The Independent Communications Authority of South Africa (ICASA) recently concluded a spectrum auction and opened the floodgates for mobile and Internet network operators to accelerate their expansion and adopt new technologies for service delivery.
For many, the auction was also the starting gun for the expansion of 5G coverage, with companies announcing subsequent plans to build more infrastructure and increase the number of consumers and households who have access to high-speed connectivity.
By Wandile Gumede, sales manager: public sector at Seacom
However, high-speed connectivity is only as useful as its applications and the technology that it enables. Today’s conversations surrounding 5G have traditionally centred on its consumer-facing impact, like webpages loading a little faster or streaming at higher video qualities.

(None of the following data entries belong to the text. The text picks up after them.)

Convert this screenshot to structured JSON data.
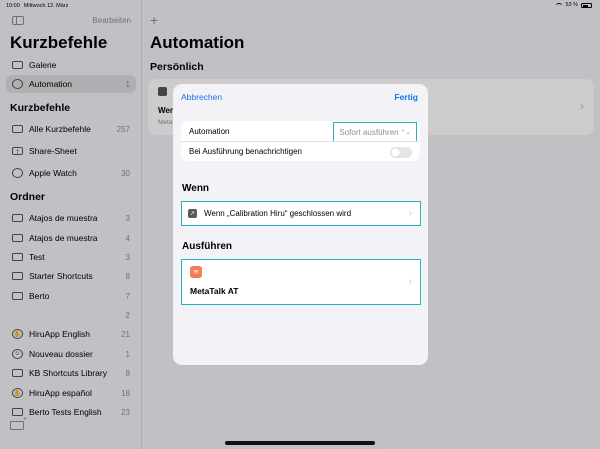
{
  "status_bar": {
    "time": "10:00",
    "date": "Mittwoch 12. März",
    "battery": "53 %"
  },
  "sidebar": {
    "edit_label": "Bearbeiten",
    "title": "Kurzbefehle",
    "top_items": [
      {
        "label": "Galerie",
        "count": "",
        "icon": "gallery-icon"
      },
      {
        "label": "Automation",
        "count": "1",
        "icon": "clock-icon"
      }
    ],
    "section_shortcuts": "Kurzbefehle",
    "shortcut_items": [
      {
        "label": "Alle Kurzbefehle",
        "count": "257"
      },
      {
        "label": "Share-Sheet",
        "count": ""
      },
      {
        "label": "Apple Watch",
        "count": "30"
      }
    ],
    "section_folders": "Ordner",
    "folder_items": [
      {
        "label": "Atajos de muestra",
        "count": "3"
      },
      {
        "label": "Atajos de muestra",
        "count": "4"
      },
      {
        "label": "Test",
        "count": "3"
      },
      {
        "label": "Starter Shortcuts",
        "count": "8"
      },
      {
        "label": "Berto",
        "count": "7"
      },
      {
        "label": "",
        "count": "2"
      },
      {
        "label": "HiruApp English",
        "count": "21"
      },
      {
        "label": "Nouveau dossier",
        "count": "1"
      },
      {
        "label": "KB Shortcuts Library",
        "count": "8"
      },
      {
        "label": "HiruApp español",
        "count": "18"
      },
      {
        "label": "Berto Tests English",
        "count": "23"
      }
    ]
  },
  "main": {
    "title": "Automation",
    "section": "Persönlich",
    "bg_card_title": "Wen",
    "bg_card_sub": "Meta"
  },
  "modal": {
    "cancel_label": "Abbrechen",
    "done_label": "Fertig",
    "automation_label": "Automation",
    "run_option": "Sofort ausführen",
    "notify_label": "Bei Ausführung benachrichtigen",
    "notify_on": false,
    "when_title": "Wenn",
    "trigger_label": "Wenn „Calibration Hiru“ geschlossen wird",
    "run_title": "Ausführen",
    "action_label": "MetaTalk AT"
  },
  "colors": {
    "accent": "#1a73e8",
    "highlight": "#2ab0c2",
    "app_icon": "#f47c55"
  }
}
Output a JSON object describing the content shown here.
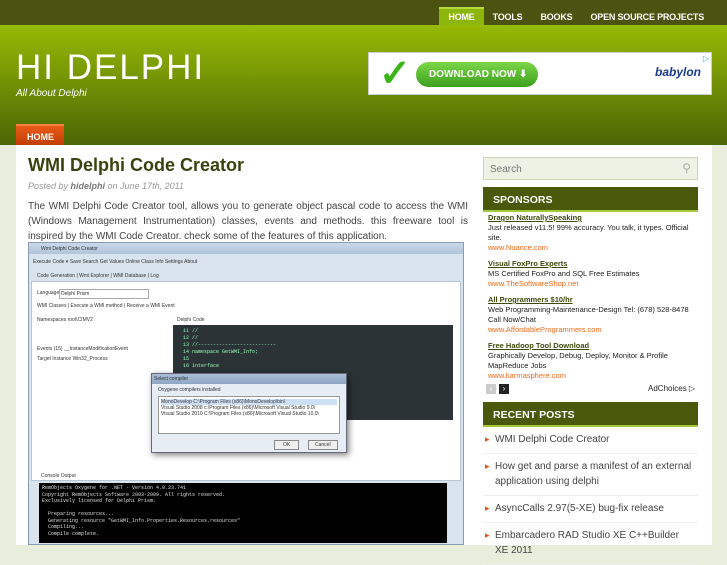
{
  "nav": {
    "items": [
      {
        "label": "HOME",
        "active": true
      },
      {
        "label": "TOOLS"
      },
      {
        "label": "BOOKS"
      },
      {
        "label": "OPEN SOURCE PROJECTS"
      }
    ]
  },
  "header": {
    "title": "HI DELPHI",
    "tagline": "All About Delphi",
    "ad": {
      "button": "DOWNLOAD NOW ⬇",
      "brand": "babylon"
    }
  },
  "subnav": {
    "home": "HOME"
  },
  "post": {
    "title": "WMI Delphi Code Creator",
    "posted_by_prefix": "Posted by ",
    "author": "hidelphi",
    "date_text": " on June 17th, 2011",
    "body": "The WMI Delphi Code Creator tool, allows you to generate object pascal code to access the WMI (Windows Management Instrumentation) classes, events and methods. this freeware tool is inspired by the WMI Code Creator. check some of the features of this application.",
    "screenshot": {
      "window_title": "Wmi Delphi Code Creator",
      "toolbar": "Execute Code ▾  Save  Search  Get Values  Online Class Info  Settings  About",
      "tabs": "Code Generation | Wmi Explorer | WMI Database | Log",
      "language_label": "Language",
      "language_value": "Delphi Prism",
      "subtabs": "WMI Classes | Execute a WMI method | Receive a WMI Event",
      "namespaces": "Namespaces   root\\CIMV2",
      "events": "Events (15)   __InstanceModificationEvent",
      "target": "Target Instance   Win32_Process",
      "code_tab": "Delphi Code",
      "code": "11 //\n12 //\n13 //--------------------------\n14 namespace GetWMI_Info;\n15\n16 interface",
      "dialog_title": "Select compiler",
      "dialog_label": "Oxygene compilers installed",
      "dialog_rows": [
        "MonoDevelop   C:\\Program Files (x86)\\MonoDevelop\\bin\\",
        "Visual Studio 2008   c:\\Program Files (x86)\\Microsoft Visual Studio 9.0\\",
        "Visual Studio 2010   C:\\Program Files (x86)\\Microsoft Visual Studio 10.0\\"
      ],
      "ok": "OK",
      "cancel": "Cancel",
      "console_tab": "Console Output",
      "console": "RemObjects Oxygene for .NET - Version 4.0.23.741\nCopyright RemObjects Software 2003-2009. All rights reserved.\nExclusively licensed for Delphi Prism.\n\n  Preparing resources...\n  Generating resource \"GetWMI_Info.Properties.Resources.resources\"\n  Compiling...\n  Compile complete."
    }
  },
  "sidebar": {
    "search_placeholder": "Search",
    "sponsors_title": "SPONSORS",
    "ads": [
      {
        "title": "Dragon NaturallySpeaking",
        "text": "Just released v11.5! 99% accuracy. You talk, it types. Official site.",
        "url": "www.Nuance.com"
      },
      {
        "title": "Visual FoxPro Experts",
        "text": "MS Certified FoxPro and SQL Free Estimates",
        "url": "www.TheSoftwareShop.net"
      },
      {
        "title": "All Programmers $10/hr",
        "text": "Web Programming-Maintenance-Design Tel: (678) 528-8478 Call Now/Chat",
        "url": "www.AffordableProgrammers.com"
      },
      {
        "title": "Free Hadoop Tool Download",
        "text": "Graphically Develop, Debug, Deploy, Monitor & Profile MapReduce Jobs",
        "url": "www.karmasphere.com"
      }
    ],
    "adchoices": "AdChoices ▷",
    "recent_title": "RECENT POSTS",
    "recent": [
      "WMI Delphi Code Creator",
      "How get and parse a manifest of an external application using delphi",
      "AsyncCalls 2.97(5-XE) bug-fix release",
      "Embarcadero RAD Studio XE C++Builder XE 2011"
    ]
  }
}
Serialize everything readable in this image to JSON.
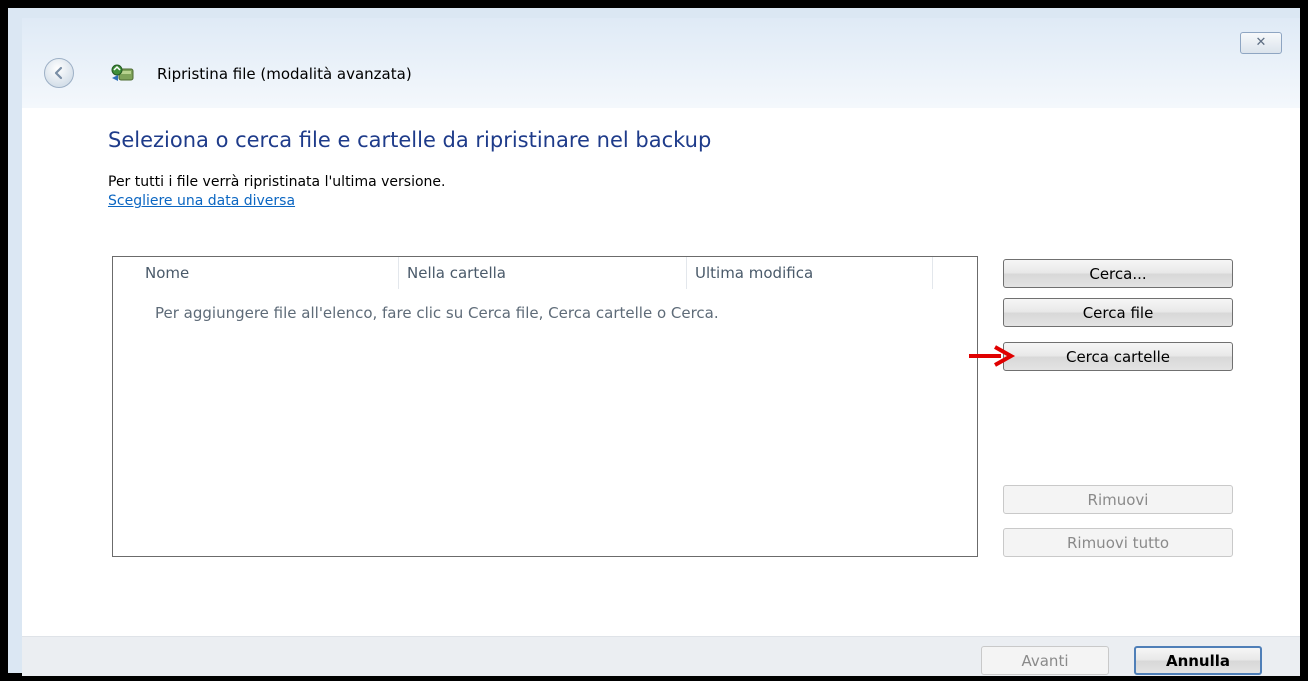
{
  "window": {
    "title": "Ripristina file (modalità avanzata)",
    "close_icon": "close-icon"
  },
  "content": {
    "heading": "Seleziona o cerca file e cartelle da ripristinare nel backup",
    "info": "Per tutti i file verrà ripristinata l'ultima versione.",
    "date_link": "Scegliere una data diversa"
  },
  "list": {
    "columns": [
      "Nome",
      "Nella cartella",
      "Ultima modifica"
    ],
    "empty_message": "Per aggiungere file all'elenco, fare clic su Cerca file, Cerca cartelle o Cerca."
  },
  "side_buttons": {
    "cerca": "Cerca...",
    "cerca_file": "Cerca file",
    "cerca_cartelle": "Cerca cartelle",
    "rimuovi": "Rimuovi",
    "rimuovi_tutto": "Rimuovi tutto"
  },
  "footer": {
    "avanti": "Avanti",
    "annulla": "Annulla"
  },
  "colors": {
    "heading": "#1e3b8a",
    "link": "#0b66c2",
    "annotation_arrow": "#e00000"
  }
}
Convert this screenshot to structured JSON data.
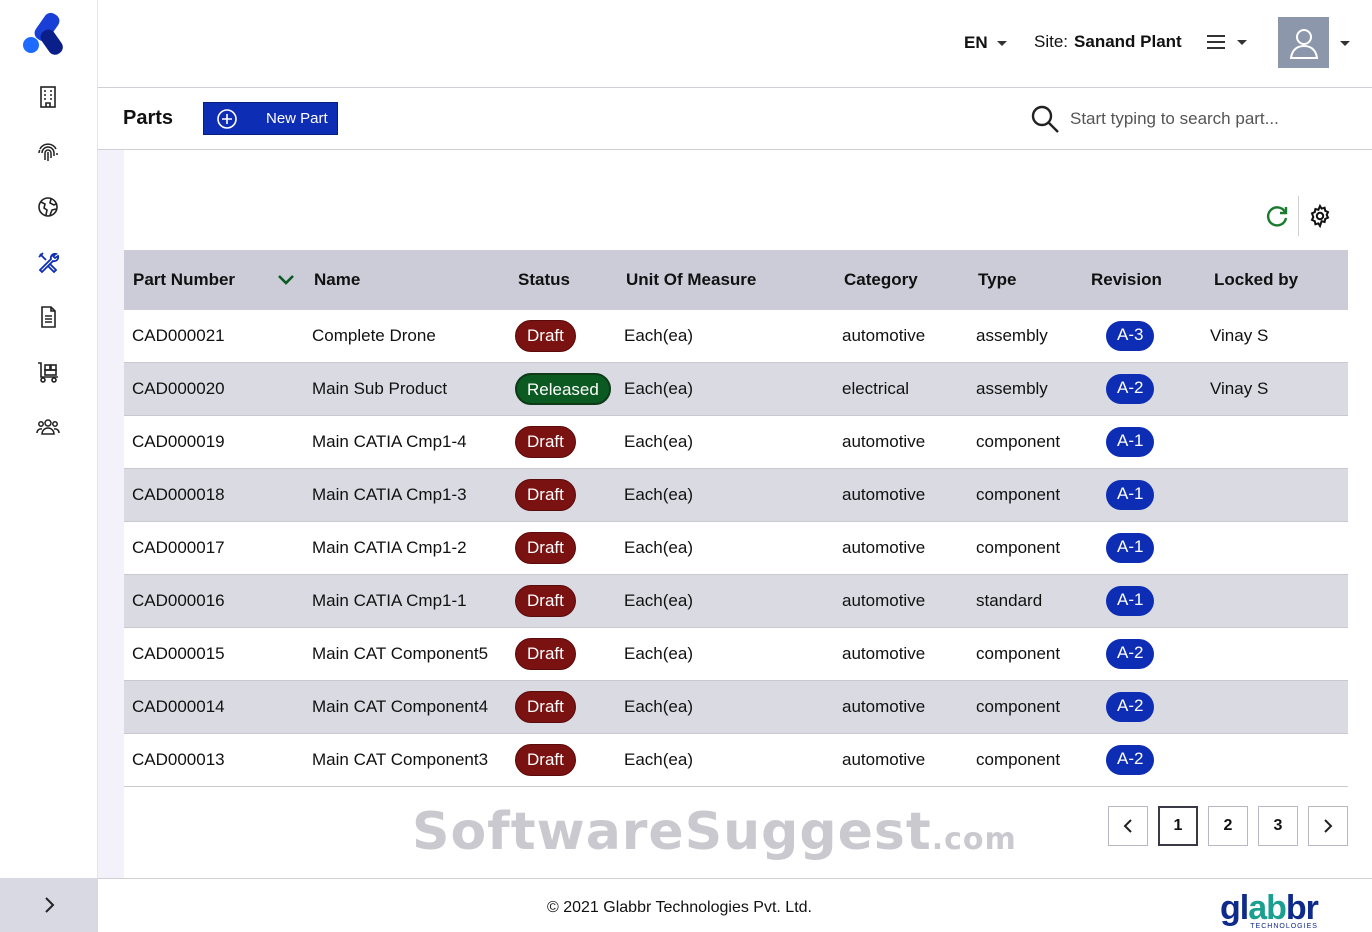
{
  "header": {
    "language": "EN",
    "site_label": "Site:",
    "site_value": "Sanand Plant"
  },
  "toolbar": {
    "page_title": "Parts",
    "new_part_label": "New Part",
    "search_placeholder": "Start typing to search part..."
  },
  "table": {
    "columns": [
      "Part Number",
      "Name",
      "Status",
      "Unit Of Measure",
      "Category",
      "Type",
      "Revision",
      "Locked by"
    ],
    "rows": [
      {
        "part_number": "CAD000021",
        "name": "Complete Drone",
        "status": "Draft",
        "uom": "Each(ea)",
        "category": "automotive",
        "type": "assembly",
        "revision": "A-3",
        "locked_by": "Vinay S"
      },
      {
        "part_number": "CAD000020",
        "name": "Main Sub Product",
        "status": "Released",
        "uom": "Each(ea)",
        "category": "electrical",
        "type": "assembly",
        "revision": "A-2",
        "locked_by": "Vinay S"
      },
      {
        "part_number": "CAD000019",
        "name": "Main CATIA Cmp1-4",
        "status": "Draft",
        "uom": "Each(ea)",
        "category": "automotive",
        "type": "component",
        "revision": "A-1",
        "locked_by": ""
      },
      {
        "part_number": "CAD000018",
        "name": "Main CATIA Cmp1-3",
        "status": "Draft",
        "uom": "Each(ea)",
        "category": "automotive",
        "type": "component",
        "revision": "A-1",
        "locked_by": ""
      },
      {
        "part_number": "CAD000017",
        "name": "Main CATIA Cmp1-2",
        "status": "Draft",
        "uom": "Each(ea)",
        "category": "automotive",
        "type": "component",
        "revision": "A-1",
        "locked_by": ""
      },
      {
        "part_number": "CAD000016",
        "name": "Main CATIA Cmp1-1",
        "status": "Draft",
        "uom": "Each(ea)",
        "category": "automotive",
        "type": "standard",
        "revision": "A-1",
        "locked_by": ""
      },
      {
        "part_number": "CAD000015",
        "name": "Main CAT Component5",
        "status": "Draft",
        "uom": "Each(ea)",
        "category": "automotive",
        "type": "component",
        "revision": "A-2",
        "locked_by": ""
      },
      {
        "part_number": "CAD000014",
        "name": "Main CAT Component4",
        "status": "Draft",
        "uom": "Each(ea)",
        "category": "automotive",
        "type": "component",
        "revision": "A-2",
        "locked_by": ""
      },
      {
        "part_number": "CAD000013",
        "name": "Main CAT Component3",
        "status": "Draft",
        "uom": "Each(ea)",
        "category": "automotive",
        "type": "component",
        "revision": "A-2",
        "locked_by": ""
      }
    ]
  },
  "pagination": {
    "prev": "<",
    "pages": [
      "1",
      "2",
      "3"
    ],
    "current": "1",
    "next": ">"
  },
  "watermark": {
    "main": "SoftwareSuggest",
    "suffix": ".com"
  },
  "footer": {
    "copyright": "© 2021 Glabbr Technologies Pvt. Ltd.",
    "brand_prefix": "gl",
    "brand_mid": "ab",
    "brand_suffix": "br",
    "brand_sub": "TECHNOLOGIES"
  },
  "sidebar": {
    "icons": [
      "building-icon",
      "fingerprint-icon",
      "globe-icon",
      "tools-icon",
      "document-icon",
      "forklift-icon",
      "users-icon"
    ]
  },
  "colors": {
    "primary": "#0d2db4",
    "draft": "#7a1212",
    "released": "#0b5a22",
    "table_header": "#ccccd9",
    "row_alt": "#dadae3",
    "refresh": "#1a7a2e",
    "active_nav": "#0d2db4"
  }
}
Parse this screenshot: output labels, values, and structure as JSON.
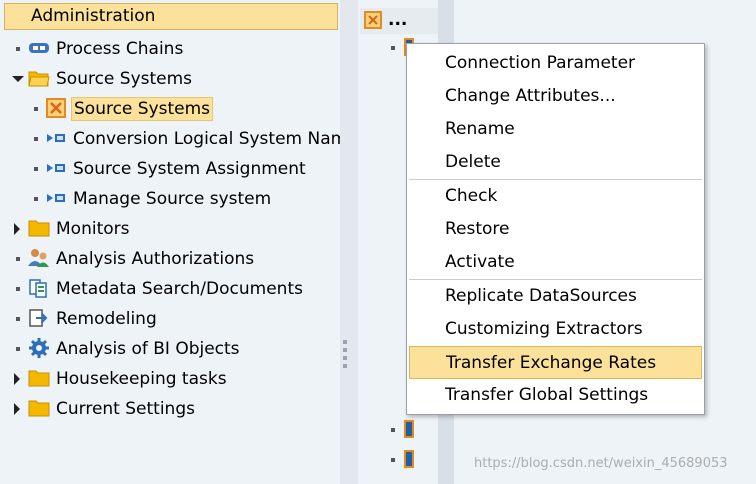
{
  "tree": {
    "header": "Administration",
    "items": [
      {
        "label": "Process Chains",
        "icon": "process-chain-icon",
        "expander": "bullet"
      },
      {
        "label": "Source Systems",
        "icon": "folder-open-icon",
        "expander": "expanded"
      },
      {
        "label": "Source Systems",
        "icon": "source-system-icon",
        "expander": "bullet",
        "selected": true
      },
      {
        "label": "Conversion Logical System Names",
        "icon": "conversion-icon",
        "expander": "bullet"
      },
      {
        "label": "Source System Assignment",
        "icon": "conversion-icon",
        "expander": "bullet"
      },
      {
        "label": "Manage Source system",
        "icon": "conversion-icon",
        "expander": "bullet"
      },
      {
        "label": "Monitors",
        "icon": "folder-icon",
        "expander": "collapsed"
      },
      {
        "label": "Analysis Authorizations",
        "icon": "users-icon",
        "expander": "bullet"
      },
      {
        "label": "Metadata Search/Documents",
        "icon": "metadata-icon",
        "expander": "bullet"
      },
      {
        "label": "Remodeling",
        "icon": "remodeling-icon",
        "expander": "bullet"
      },
      {
        "label": "Analysis of BI Objects",
        "icon": "gear-icon",
        "expander": "bullet"
      },
      {
        "label": "Housekeeping tasks",
        "icon": "folder-icon",
        "expander": "collapsed"
      },
      {
        "label": "Current Settings",
        "icon": "folder-icon",
        "expander": "collapsed"
      }
    ]
  },
  "right_pane": {
    "header_text": "..."
  },
  "context_menu": {
    "groups": [
      [
        {
          "label": "Connection Parameter"
        },
        {
          "label": "Change Attributes..."
        },
        {
          "label": "Rename"
        },
        {
          "label": "Delete"
        }
      ],
      [
        {
          "label": "Check"
        },
        {
          "label": "Restore"
        },
        {
          "label": "Activate"
        }
      ],
      [
        {
          "label": "Replicate DataSources"
        },
        {
          "label": "Customizing Extractors"
        },
        {
          "label": "Transfer Exchange Rates",
          "highlighted": true
        },
        {
          "label": "Transfer Global Settings"
        }
      ]
    ]
  },
  "watermark": "https://blog.csdn.net/weixin_45689053",
  "colors": {
    "selection": "#fbe19a",
    "pane_background": "#eef3f8",
    "folder": "#f5b800"
  }
}
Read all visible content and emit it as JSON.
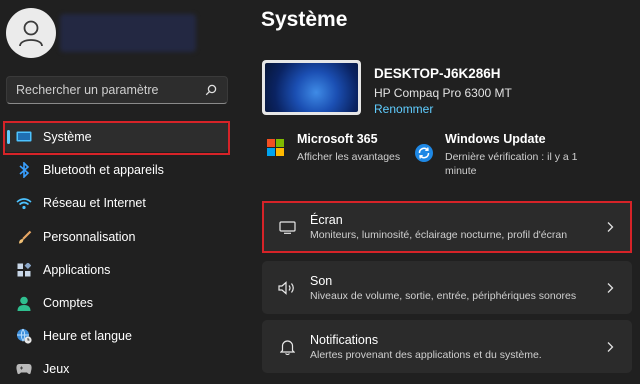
{
  "sidebar": {
    "search_placeholder": "Rechercher un paramètre",
    "items": [
      {
        "label": "Système",
        "icon": "display-icon",
        "selected": true
      },
      {
        "label": "Bluetooth et appareils",
        "icon": "bluetooth-icon"
      },
      {
        "label": "Réseau et Internet",
        "icon": "wifi-icon"
      },
      {
        "label": "Personnalisation",
        "icon": "brush-icon"
      },
      {
        "label": "Applications",
        "icon": "apps-icon"
      },
      {
        "label": "Comptes",
        "icon": "person-icon"
      },
      {
        "label": "Heure et langue",
        "icon": "clock-globe-icon"
      },
      {
        "label": "Jeux",
        "icon": "gamepad-icon"
      }
    ]
  },
  "main": {
    "title": "Système",
    "device": {
      "name": "DESKTOP-J6K286H",
      "model": "HP Compaq Pro 6300 MT",
      "rename_label": "Renommer"
    },
    "tiles": {
      "m365": {
        "title": "Microsoft 365",
        "subtitle": "Afficher les avantages"
      },
      "update": {
        "title": "Windows Update",
        "subtitle": "Dernière vérification : il y a 1 minute"
      }
    },
    "cards": [
      {
        "title": "Écran",
        "subtitle": "Moniteurs, luminosité, éclairage nocturne, profil d'écran",
        "icon": "monitor-icon"
      },
      {
        "title": "Son",
        "subtitle": "Niveaux de volume, sortie, entrée, périphériques sonores",
        "icon": "speaker-icon"
      },
      {
        "title": "Notifications",
        "subtitle": "Alertes provenant des applications et du système.",
        "icon": "bell-icon"
      }
    ]
  },
  "colors": {
    "background": "#202020",
    "card": "#2b2b2b",
    "accent": "#60cdff",
    "highlight_box": "#d62328"
  }
}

5G is holistic, meaning that it represents a dramatic shift in consumers’ ability to engage with the digital landscape, and for companies of all sizes to embrace digital transformation through various enterprise-oriented solutions. Although fibre comes out on top in terms of reliability, bandwidth, and total long-term cost, 5G is an important supplementary connectivity option that performs even better with fibre infrastructure to support it.
There’s a great deal to consider, but a good place to start is considering what 5G is good for, and how it impacts digital infrastructure.
State of the nation’s Internet
Having a conversation about South Africa’s 5G readiness has long been compromised by the fact that the country is still struggling with its 4G readiness. Practically speaking, the network rollout still has a long way to go.
ICASA’s 2021 State of 5G in South Africa report found that there are constraints to current 4G infrastructure deployments, which in turn restrict the deployment of newer technologies. In addition, the network rollout that is already taking place remains skewed towards urban areas and less toward rural ones.
These are relevant factors, and ones that have been thrust into the spotlight following the Covid-19 pandemic. Current discussions surrounding work-from-home company policies, and more importantly, the impact of the digital divide between connected and unconnected users, demonstrate the necessity of South Africa progressing to a point of complete digital equity. The reliability of fibre and its long-term cost means it is critical for most medium and large businesses, but small businesses could benefit from 5G in areas without other options.
In line with this and in pursuit of closing the digital divide, the ICASA report also recommends fixed wireless access and satellite as the means to provide connectivity to areas that institutions and service providers have trouble reaching. These recommendations indicate an essential consensus: 5G expansion requires a multi-prong approach that incorporates various technologies that best match the demographic and economic patterns within South Africa, and it has the potential to serve as a last-mile solution for existing wired infrastructure.
The prospects of 5G
Working hard to close the digital divide, what are the areas that 5G is set to transform? According to research by PWC, 5G technology is estimated to add $1.3 trillion to global GDP, with its biggest economic potential lying in healthcare applications, smart utilities management, and consumer and media applications. What’s key to this impact is integration and a more strategic approach from industry leaders.
5G means faster internet for many, and indeed it brings several additional benefits such as quicker access to and less dependence on internal device memory. There are other advantages, such as low latency levels, increased numbers of connected devices, and the prospect of network slicing wherein enterprises can structure miniature networks to prioritise specific connections.
However, its short range and inability to handle physical obstacles mean that enterprise leaders should view 5G as a supplementary or last-mile solution. Within that mindset lies the true value of the technology.
A tool to unlock digital transformation
Digitalisation begins with flexible architecture and a robust wired Internet connection, one that isn’t subject to a cap or carrier shaping, with the infrastructure incorporating 5G connectivity where necessary. The proliferation of 5G also arrives at a time when there is a concerted effort to lower the price of data. That, combined with systematic connection-speed upgrades, means that the simple proposal of connectivity is available to more businesses than ever before.
From a consumer standpoint, more connected enterprises translate into a greater integration of digital activity, and better product and service offerings. They can engage and communicate with businesses more easily and efficiently, while front-end development takes off with more smart use cases that are applicable across multiple sectors.
Increased bandwidth capacity makes it easier for businesses to benefit from digital technologies. Previously established limits are falling and it’s up to enterprises to consider the possibilities of expanded coverage and broadband capabilities for the benefit of both themselves and their customers.